Among the songs composed by Torlogh O'Carolan [q. v.] on Sligo men from whom he had received, hospitality is one entitled 'Kian O'Hara.' A translation from the Irish, by Furlong, of another — 'The Cup of O'Hara' — appears in Hardiman's ' Irish Minstrelsy ' (vol. i. p. viii).
O'Hara, like O'Keeffe, was also gifted as an artist; his etching of Dr. William King, the learned Anglican archbishop of Dublin, was copied by Richardson. O'Hara's own portrait is still at Annaghmore, the seat of is family in co. Sligo.
A skit called 'Grigri, translated from the Japanese into Portuguese,' and clearly shown to be O'Hara's, was first published in the 'Dublin Monthly Magazine' for 1832. 'Irish Varieties' by J. D. Herbert, whose real name was Dowling, assigns to O'Hara the Dublin slang song, 'The night before Larry was stretched;' but we know, on the authority of Thomas Moore, that the writer was the Rev. Dr. Burroughes.

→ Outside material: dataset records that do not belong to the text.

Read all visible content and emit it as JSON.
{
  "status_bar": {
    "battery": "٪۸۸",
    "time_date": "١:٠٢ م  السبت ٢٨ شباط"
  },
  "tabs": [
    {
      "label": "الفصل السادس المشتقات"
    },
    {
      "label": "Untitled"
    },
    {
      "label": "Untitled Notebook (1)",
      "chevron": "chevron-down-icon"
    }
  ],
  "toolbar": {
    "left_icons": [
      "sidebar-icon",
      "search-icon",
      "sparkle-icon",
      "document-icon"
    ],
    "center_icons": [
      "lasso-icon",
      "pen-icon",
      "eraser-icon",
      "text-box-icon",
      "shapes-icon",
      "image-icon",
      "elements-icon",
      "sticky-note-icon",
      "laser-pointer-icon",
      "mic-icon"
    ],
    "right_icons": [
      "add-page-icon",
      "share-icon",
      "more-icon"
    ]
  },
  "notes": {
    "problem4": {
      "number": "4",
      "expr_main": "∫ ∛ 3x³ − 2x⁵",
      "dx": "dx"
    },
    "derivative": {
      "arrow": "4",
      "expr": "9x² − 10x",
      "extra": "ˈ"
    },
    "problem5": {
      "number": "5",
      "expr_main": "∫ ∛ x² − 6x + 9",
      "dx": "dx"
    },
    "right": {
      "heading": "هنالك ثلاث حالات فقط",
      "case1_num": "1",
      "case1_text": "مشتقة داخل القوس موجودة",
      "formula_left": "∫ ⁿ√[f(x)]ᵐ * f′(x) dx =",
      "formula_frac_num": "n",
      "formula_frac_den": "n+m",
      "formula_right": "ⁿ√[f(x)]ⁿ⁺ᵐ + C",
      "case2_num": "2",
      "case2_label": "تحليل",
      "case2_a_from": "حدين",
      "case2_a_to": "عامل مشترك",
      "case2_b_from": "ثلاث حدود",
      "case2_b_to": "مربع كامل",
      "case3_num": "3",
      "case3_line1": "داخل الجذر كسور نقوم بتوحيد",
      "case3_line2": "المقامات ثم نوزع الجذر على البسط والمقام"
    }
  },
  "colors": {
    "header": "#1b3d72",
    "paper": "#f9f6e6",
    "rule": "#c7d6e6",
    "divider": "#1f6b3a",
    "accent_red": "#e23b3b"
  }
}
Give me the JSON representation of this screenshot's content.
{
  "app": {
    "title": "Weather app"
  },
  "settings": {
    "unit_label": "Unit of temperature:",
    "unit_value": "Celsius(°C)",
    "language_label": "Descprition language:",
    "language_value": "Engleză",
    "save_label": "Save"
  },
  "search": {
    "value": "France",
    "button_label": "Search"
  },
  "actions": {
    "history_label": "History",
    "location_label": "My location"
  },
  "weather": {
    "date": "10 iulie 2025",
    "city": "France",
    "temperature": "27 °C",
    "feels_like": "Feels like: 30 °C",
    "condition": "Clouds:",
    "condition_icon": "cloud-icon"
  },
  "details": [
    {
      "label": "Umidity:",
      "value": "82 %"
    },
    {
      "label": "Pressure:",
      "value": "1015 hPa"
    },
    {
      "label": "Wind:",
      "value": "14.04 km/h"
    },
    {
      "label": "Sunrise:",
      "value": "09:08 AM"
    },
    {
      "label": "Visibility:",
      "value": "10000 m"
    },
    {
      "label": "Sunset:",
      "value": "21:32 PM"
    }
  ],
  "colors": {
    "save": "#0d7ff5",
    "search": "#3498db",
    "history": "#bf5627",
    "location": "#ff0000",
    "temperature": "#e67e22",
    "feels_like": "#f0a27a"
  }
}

[Recollections of John O'Keeffe; Register of Trinity Coll. Dublin; Reminiscences of Michael Kelly; Biographia Dramatica, Dublin, 1782; Gilbert's Dublin; Archdeacon O'Rorke's Hist, of Sligo; Registry of Deeds Office, Dublin; Records of the Irish Probate Court; letter from Caldwell to Garrick, 3 June 1766; Manuscript Account-book of Kane O'Hara in possession of the present writer; Irish Monthly Mag. 1832; Genest's Account of the Stage.]
O'HARTAGAIN, CINETH (d. 975), Irish poet, was a native of the north of Ireland, and his death is recorded by Tighearnach under the year 975. A poem on the former grandeur and present desolation of Tara, beginning 'Domhan duthain alainne' ('Transitory, beautiful World'), is attributed to him in the 'Leabhar Gabhala' of the O'Clerys. Several long poems ascribed to him occur in the 'Dinnsenchus,' a work which relates the legendary history of the duns, lakes, plains, mountains, and other topographical features of Ireland. It gives a prose account of each place, followed by an account in verse.
[Book of Leinster, facsimile; Book of Ballymote, photograph; Transactions of Iberno-Celtic Society, Dublin, 1820.]
O'HEARN, FRANCIS (1753–1801), Irish catholic divine, was born at Lismore, co. Waterford, in 1753, and educated at the Irish College in Louvain, where he was ordained, and afterwards became a professor, and finally rector. Daniel O'Connell [q. v.] was for a short time a pupil of his in this college. While a student there, O'Hearn attended the university of Louvain, and became a member of the Flemish 'nation,' one of the groups into which, in accordance with old custom, the university was divided. He became a diligent student of the Flemish language; and, moreover, did much to foster the language, then much in neglect, among the Flemings themselves. He wrote several poems in Flemish, of one of which the Bollandist Father de Buck has remarked that few Flemings of that day could produce so good a poem. O'Hearn was an accomplished scholar, and spoke several European languages fluently. He was also an enthusiastic traveller, and had made journeys through most of the continental countries on foot. On one occasion, while travelling in Turkey, he was suspected of instigating a rebellion against the sultan, and his arrest was ordered; but he escaped to Russia, and, it is stated, wandered through a portion of Siberia, and returned to Belgium by Norway, a remarkable feat of travelling in those days.